Billy Ray Cyrus: 'Hannah Montana' destroyed my family
It's not easy being the daddy in the house that Miley Cyrus built, according to Billy Ray Cyrus, who says that if he had it to do over, the star-making "Hannah Montana" would never have happened.
"I'd erase it all in a second if I could," he told GQ magazine.
"I'll tell you right now -- the damn show destroyed my family. And I sit there and go, 'Yeah, you know what? Some gave all.' It is my motto, and guess what? I have to eat that one. I some-gave-all'd it all right. I some-gave-all'd it while everybody else was going to the bank. It's all sad."
The interview sketches out a familiar pattern disturbingly similar to an early Lindsay/Dina/Michael Lohan construct.

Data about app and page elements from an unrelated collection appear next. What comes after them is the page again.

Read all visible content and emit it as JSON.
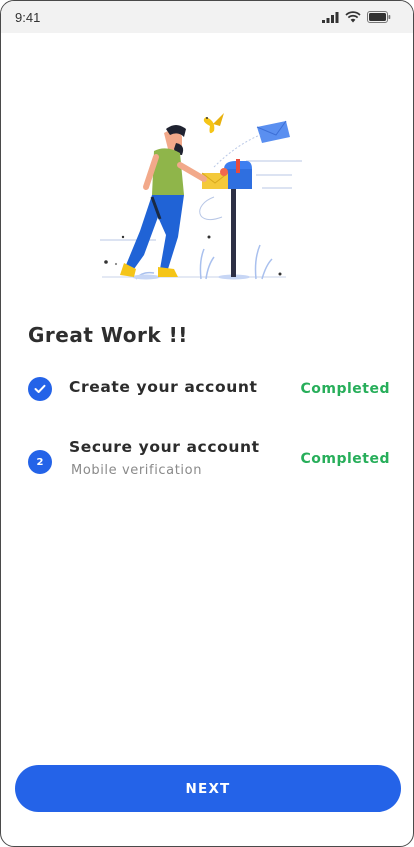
{
  "status_bar": {
    "time": "9:41"
  },
  "heading": "Great Work !!",
  "steps": [
    {
      "badge": "check-icon",
      "title": "Create your account",
      "subtitle": "",
      "status": "Completed"
    },
    {
      "badge": "2",
      "title": "Secure your account",
      "subtitle": "Mobile verification",
      "status": "Completed"
    }
  ],
  "next_button": {
    "label": "NEXT"
  },
  "colors": {
    "primary": "#2463e8",
    "success": "#27ae5a",
    "status_bar_bg": "#f2f2f2"
  },
  "icons": [
    "signal-icon",
    "wifi-icon",
    "battery-icon",
    "check-icon",
    "mailbox-illustration"
  ]
}
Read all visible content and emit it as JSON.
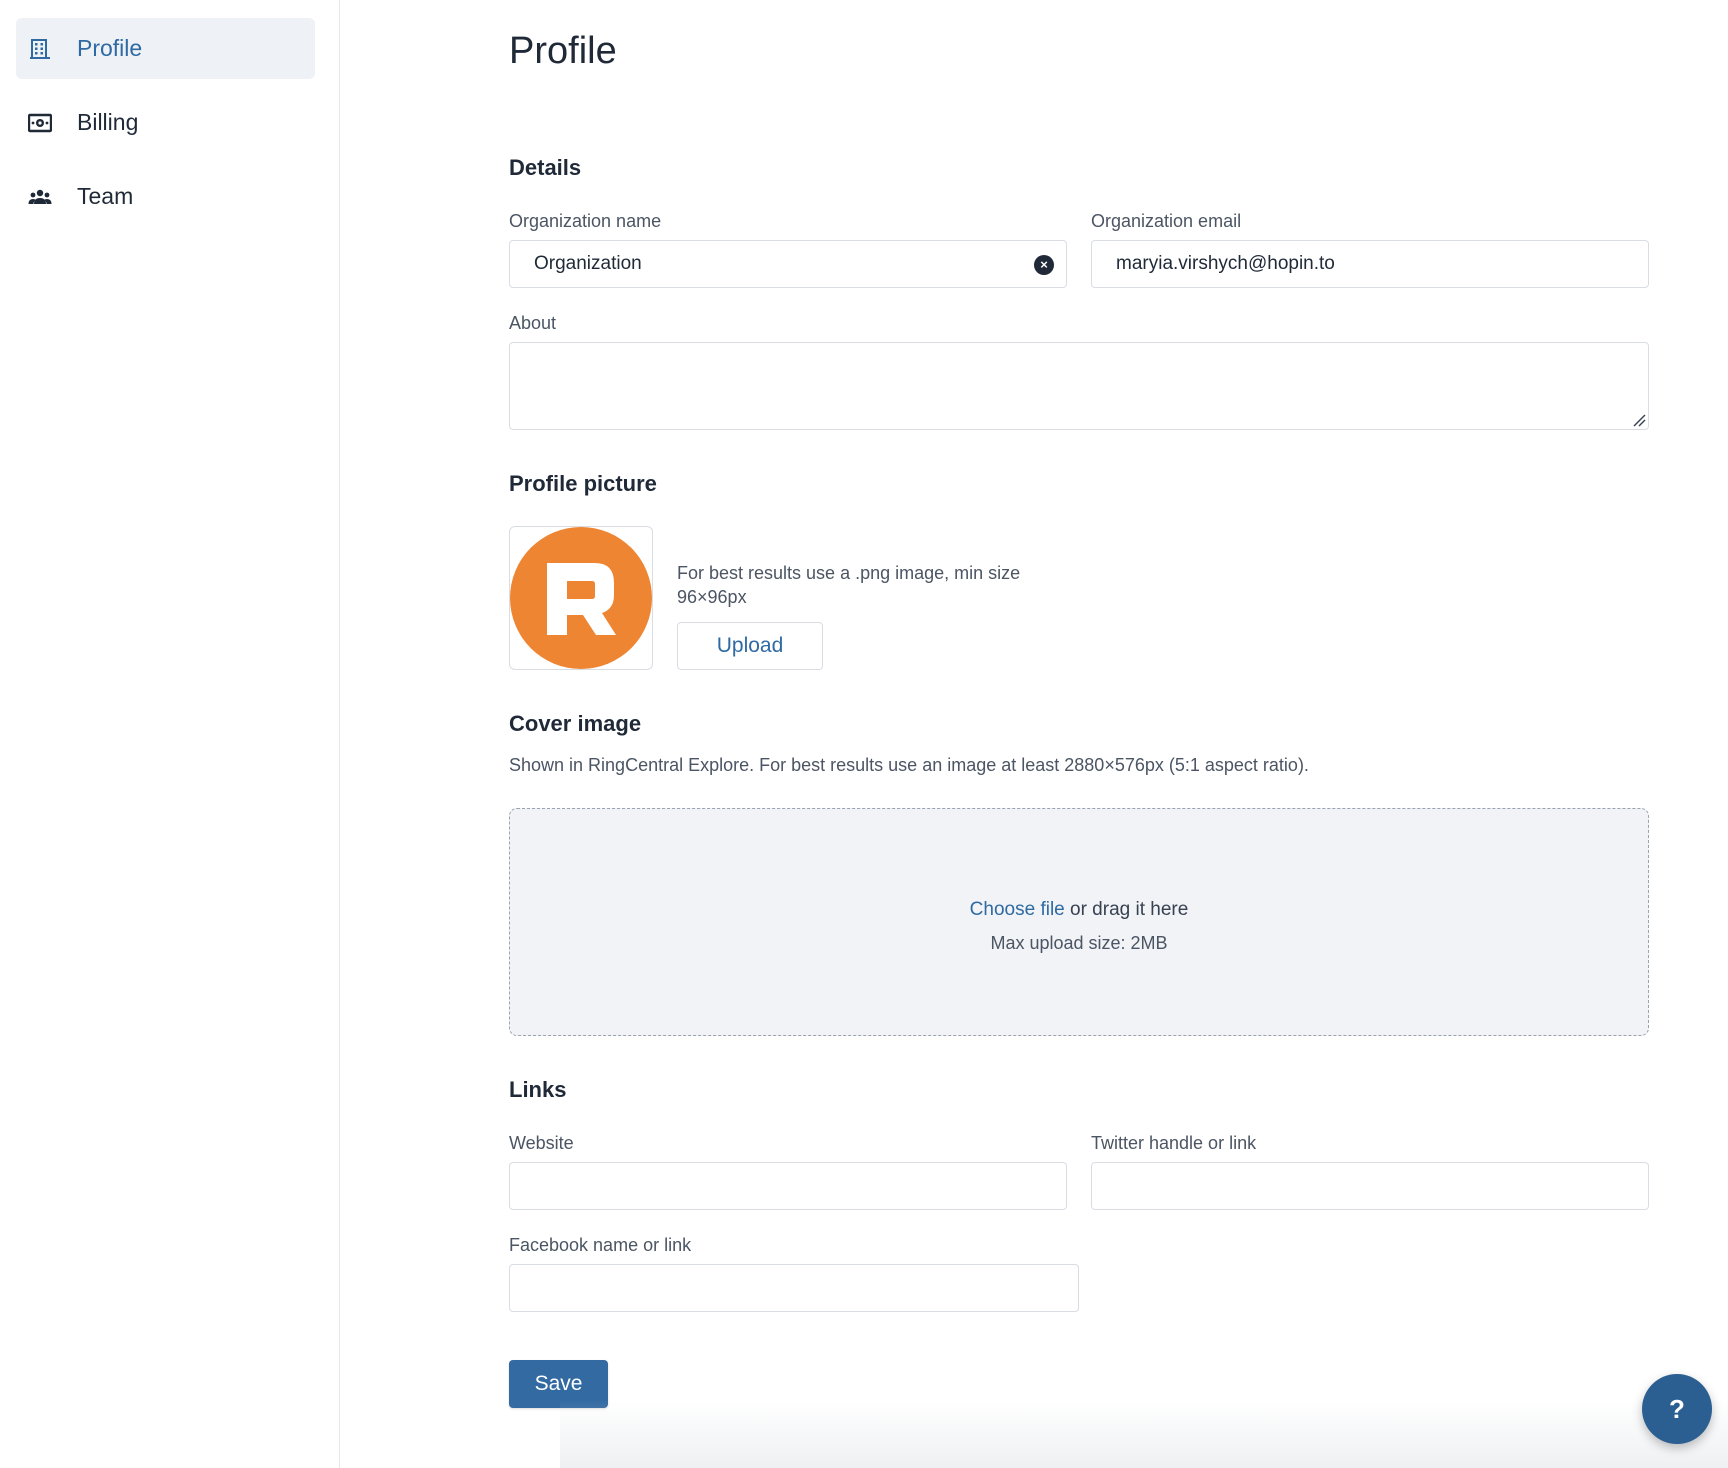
{
  "sidebar": {
    "items": [
      {
        "label": "Profile",
        "icon": "building-icon",
        "active": true
      },
      {
        "label": "Billing",
        "icon": "money-icon",
        "active": false
      },
      {
        "label": "Team",
        "icon": "team-icon",
        "active": false
      }
    ]
  },
  "page": {
    "title": "Profile"
  },
  "details": {
    "title": "Details",
    "org_name_label": "Organization name",
    "org_name_value": "Organization",
    "org_email_label": "Organization email",
    "org_email_value": "maryia.virshych@hopin.to",
    "about_label": "About",
    "about_value": ""
  },
  "profile_picture": {
    "title": "Profile picture",
    "hint": "For best results use a .png image, min size 96×96px",
    "upload_label": "Upload",
    "avatar_color": "#ee8533"
  },
  "cover_image": {
    "title": "Cover image",
    "description": "Shown in RingCentral Explore. For best results use an image at least 2880×576px (5:1 aspect ratio).",
    "choose_file": "Choose file",
    "drag_text": " or drag it here",
    "max_size": "Max upload size: 2MB"
  },
  "links": {
    "title": "Links",
    "website_label": "Website",
    "website_value": "",
    "twitter_label": "Twitter handle or link",
    "twitter_value": "",
    "facebook_label": "Facebook name or link",
    "facebook_value": ""
  },
  "actions": {
    "save_label": "Save",
    "help_label": "?"
  },
  "colors": {
    "accent": "#2f6aa3",
    "primary_button": "#336aa2",
    "fab": "#2c5f91"
  }
}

Cyrus filed for divorce from Tish, his wife of 17 years, in October.
"For my family to be here and just be everybody OK, safe and sound and happy and normal, would have been fantastic."
At the time of the December interview, Billy Ray said he hadn't yet spoken to his 18-year-old daughter since video had surfaced, days earlier, of her taking a bong hit of salvia. It was the capstone in a streak of troubling behavior from his superstar spawn -- some of which he was criticized for, for not having handled things differently as a parent.
"You know, it seems at this point there's not a lot that I can say she doesn't already know," Cyrus said. "And of course I've sent her the texts of 'I'm here if you need me,' 'Always still love you,' those kind of things ... who knows?
"Maybe she knows exactly what she's doing."
Does Billy Ray know what he's doing? Tell us in the comments section below.
For the record, 10 a.m. Feb. 16: This post originally said that Billy Ray Cyrus had not spoken to Miley Cyrus since video surfaced of her smoking a bong. At the time the interview was conducted, in December, only a few days had passed since the incident, and they hadn't yet spoken. The two have spent time together since then. Thanks to commenter @Chris for bringing that to our attention.
-- Matt Donnelly
Photo: Billy Ray Cyrus ponders fatherhood, fame and Corn Pops. Credit: Daniel Levitt / GQ